But opening that door can be confusing and uncomfortable for people who have trained their whole lives to fit into those assumptions. That's, of course, not a reason to lock the door, but it is a critical reminder that change takes time and coordinated effort.
The penultimate chapter of Team Habits is about the politics of team habits.
When I say that team habits are political, I'm not talking about backstabbing power plays, cliques, in-groups, or all the other native connotations of workplace politics. Instead, I'm talking about the process of bringing a group of people together around a common initiative.
Team habit change is about alignment, not power.
Charlie tells me that one of his goals for Team Habits is to help people "take a step back and have some empathy for their fellow workers, no matter where they are in the echelon." It's easy to assume that you work with "idiots" and "people just out to get you." But, what if, Charlie asks, "they are really overwhelmed, doing the best they can, have competing priorities, and they're just trying to get through the day like you are?"
Just like Priya Parker identifies "pop-up rules" as a tool for more inclusive gatherings, Charlie identifies team habits as a tool for more effective and inclusive work environments.
By making team habits explicit, we have a chance to examine the status quo—and change it to make it better.
"When you make the 'obvious' explicit, you realize that it wasn't that obvious," argues Charlie. "It was obvious to you, but it wasn't obvious to someone else."
He knows that some will argue that an approach like this won't scale. You can't create buy-in, belonging, and rapport across even dozens of team members.

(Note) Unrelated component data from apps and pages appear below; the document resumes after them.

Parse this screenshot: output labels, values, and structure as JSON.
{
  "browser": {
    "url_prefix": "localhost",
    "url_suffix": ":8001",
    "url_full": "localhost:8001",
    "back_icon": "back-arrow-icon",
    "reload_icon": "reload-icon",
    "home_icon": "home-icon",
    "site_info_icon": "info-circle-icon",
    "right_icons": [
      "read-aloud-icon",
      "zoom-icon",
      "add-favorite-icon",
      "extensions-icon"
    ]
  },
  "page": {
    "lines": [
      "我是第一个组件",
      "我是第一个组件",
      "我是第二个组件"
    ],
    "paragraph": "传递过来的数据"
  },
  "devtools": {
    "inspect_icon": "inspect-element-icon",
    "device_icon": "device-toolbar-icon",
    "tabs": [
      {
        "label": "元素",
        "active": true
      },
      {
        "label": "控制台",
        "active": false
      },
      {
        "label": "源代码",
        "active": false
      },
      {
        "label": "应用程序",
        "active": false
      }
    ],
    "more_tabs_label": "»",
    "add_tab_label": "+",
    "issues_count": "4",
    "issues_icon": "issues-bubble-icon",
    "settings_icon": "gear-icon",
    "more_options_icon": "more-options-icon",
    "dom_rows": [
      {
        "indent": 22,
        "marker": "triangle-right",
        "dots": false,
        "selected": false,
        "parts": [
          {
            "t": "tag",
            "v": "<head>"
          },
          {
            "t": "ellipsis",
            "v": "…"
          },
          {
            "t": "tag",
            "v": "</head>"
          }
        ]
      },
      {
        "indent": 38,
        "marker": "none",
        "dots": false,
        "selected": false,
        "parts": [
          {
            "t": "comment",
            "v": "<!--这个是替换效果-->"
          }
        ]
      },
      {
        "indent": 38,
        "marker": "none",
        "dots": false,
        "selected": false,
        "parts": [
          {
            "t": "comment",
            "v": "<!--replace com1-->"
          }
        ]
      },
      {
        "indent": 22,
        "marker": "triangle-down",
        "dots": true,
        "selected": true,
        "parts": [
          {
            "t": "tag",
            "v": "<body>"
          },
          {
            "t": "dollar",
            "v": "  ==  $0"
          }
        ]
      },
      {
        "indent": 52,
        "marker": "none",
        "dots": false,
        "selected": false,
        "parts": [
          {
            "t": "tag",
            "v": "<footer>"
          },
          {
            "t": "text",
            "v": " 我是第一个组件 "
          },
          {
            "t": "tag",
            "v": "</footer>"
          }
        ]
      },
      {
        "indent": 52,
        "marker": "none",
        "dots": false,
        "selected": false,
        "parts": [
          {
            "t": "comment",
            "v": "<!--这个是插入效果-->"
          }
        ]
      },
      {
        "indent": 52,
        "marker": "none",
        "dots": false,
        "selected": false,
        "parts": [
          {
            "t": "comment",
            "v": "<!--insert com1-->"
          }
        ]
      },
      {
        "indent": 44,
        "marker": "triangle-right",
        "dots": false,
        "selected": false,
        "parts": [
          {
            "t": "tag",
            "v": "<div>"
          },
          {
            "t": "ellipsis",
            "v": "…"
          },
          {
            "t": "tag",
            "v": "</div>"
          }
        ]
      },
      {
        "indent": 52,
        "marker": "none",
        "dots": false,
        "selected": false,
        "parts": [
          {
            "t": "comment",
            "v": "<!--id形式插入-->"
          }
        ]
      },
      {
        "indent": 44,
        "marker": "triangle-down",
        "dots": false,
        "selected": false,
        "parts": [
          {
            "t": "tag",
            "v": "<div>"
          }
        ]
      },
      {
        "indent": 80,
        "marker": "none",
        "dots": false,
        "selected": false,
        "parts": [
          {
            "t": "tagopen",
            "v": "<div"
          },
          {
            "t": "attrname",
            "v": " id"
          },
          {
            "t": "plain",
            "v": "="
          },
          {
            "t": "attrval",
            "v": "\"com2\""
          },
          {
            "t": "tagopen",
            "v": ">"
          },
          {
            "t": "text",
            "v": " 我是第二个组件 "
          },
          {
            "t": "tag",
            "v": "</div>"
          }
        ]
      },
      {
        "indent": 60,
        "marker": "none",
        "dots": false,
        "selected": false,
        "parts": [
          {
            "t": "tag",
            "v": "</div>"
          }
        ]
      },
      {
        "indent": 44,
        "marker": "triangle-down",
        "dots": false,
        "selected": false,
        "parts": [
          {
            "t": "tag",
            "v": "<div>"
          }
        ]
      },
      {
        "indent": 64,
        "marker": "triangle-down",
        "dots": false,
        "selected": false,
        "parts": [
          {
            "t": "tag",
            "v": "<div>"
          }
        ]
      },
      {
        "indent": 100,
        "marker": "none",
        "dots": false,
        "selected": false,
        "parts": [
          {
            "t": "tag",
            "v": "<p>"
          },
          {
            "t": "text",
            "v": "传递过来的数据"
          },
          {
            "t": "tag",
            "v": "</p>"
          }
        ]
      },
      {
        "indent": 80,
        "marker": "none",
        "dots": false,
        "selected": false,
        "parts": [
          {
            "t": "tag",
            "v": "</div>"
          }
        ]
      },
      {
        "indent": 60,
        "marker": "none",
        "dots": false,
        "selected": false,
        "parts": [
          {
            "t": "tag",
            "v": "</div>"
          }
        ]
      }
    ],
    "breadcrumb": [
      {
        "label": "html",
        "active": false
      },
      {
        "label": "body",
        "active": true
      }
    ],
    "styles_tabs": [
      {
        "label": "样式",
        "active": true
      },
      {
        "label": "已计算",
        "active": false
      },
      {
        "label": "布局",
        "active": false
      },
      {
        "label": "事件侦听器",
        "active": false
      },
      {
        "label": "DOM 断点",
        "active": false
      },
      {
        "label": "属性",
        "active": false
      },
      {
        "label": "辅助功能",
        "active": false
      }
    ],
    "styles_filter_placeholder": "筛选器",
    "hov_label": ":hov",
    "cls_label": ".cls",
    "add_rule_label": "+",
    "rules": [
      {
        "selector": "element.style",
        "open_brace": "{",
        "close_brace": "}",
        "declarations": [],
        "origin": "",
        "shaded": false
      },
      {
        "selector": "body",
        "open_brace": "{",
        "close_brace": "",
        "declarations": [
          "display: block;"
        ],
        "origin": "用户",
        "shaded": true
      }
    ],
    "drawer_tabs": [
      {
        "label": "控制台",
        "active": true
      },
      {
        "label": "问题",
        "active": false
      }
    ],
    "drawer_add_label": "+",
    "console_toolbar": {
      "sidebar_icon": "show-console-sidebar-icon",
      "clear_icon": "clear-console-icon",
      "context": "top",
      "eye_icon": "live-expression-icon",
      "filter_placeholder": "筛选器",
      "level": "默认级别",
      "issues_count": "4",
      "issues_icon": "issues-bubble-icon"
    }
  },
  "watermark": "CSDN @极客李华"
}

But, he counters, "I'm not talking about it scaling. I'm talking about this being between four to eight people that you spend most of your work days with."
Charlie realized that the questions being asked in the business and leadership aisle of any books are the same questions being asked in the relationships aisle: "Are they the one? How do we have more positive experiences with each other? How do we not fight as much? How do we share a plan about where we're going? How do we build resources?"
"Same questions," he tells me, "it's fundamentally about relationships. So because it's fundamentally about relationships, any work that you do to improve the relationships [you have] with your teammates will not go in vain."
Building the "bedrock of belonging and rapport and trust" is what enables any team to perform at their best. "You can continually raise the bar that you all want to raise together." But, at the end of the day, it's not even about performance. It's about showing up to work and feeling "seen and valued as a human" and showing others that they're seen and valued as humans as well.
"To open a door that has been kept closed is an important act," writes Ursula K. Le Guin.
Improving team habits opens a door. It invites people in. It acknowledges, appreciates, and even empowers people.
Improving team habits will probably improve team performance. But even if it doesn't, we get the benefit of seeing ourselves and others as human beings.
Between a strong sense of justice, tendency toward literal interpretation, and challenges with interpreting social norms, autistic people often have a great affection for clear-cut rules.
Don't worry: I know this isn't ideal. I now work really hard to always have some food on hand that I am willing to eat no matter what. And yes, strong food preferences and food rules are common among autistic people, too.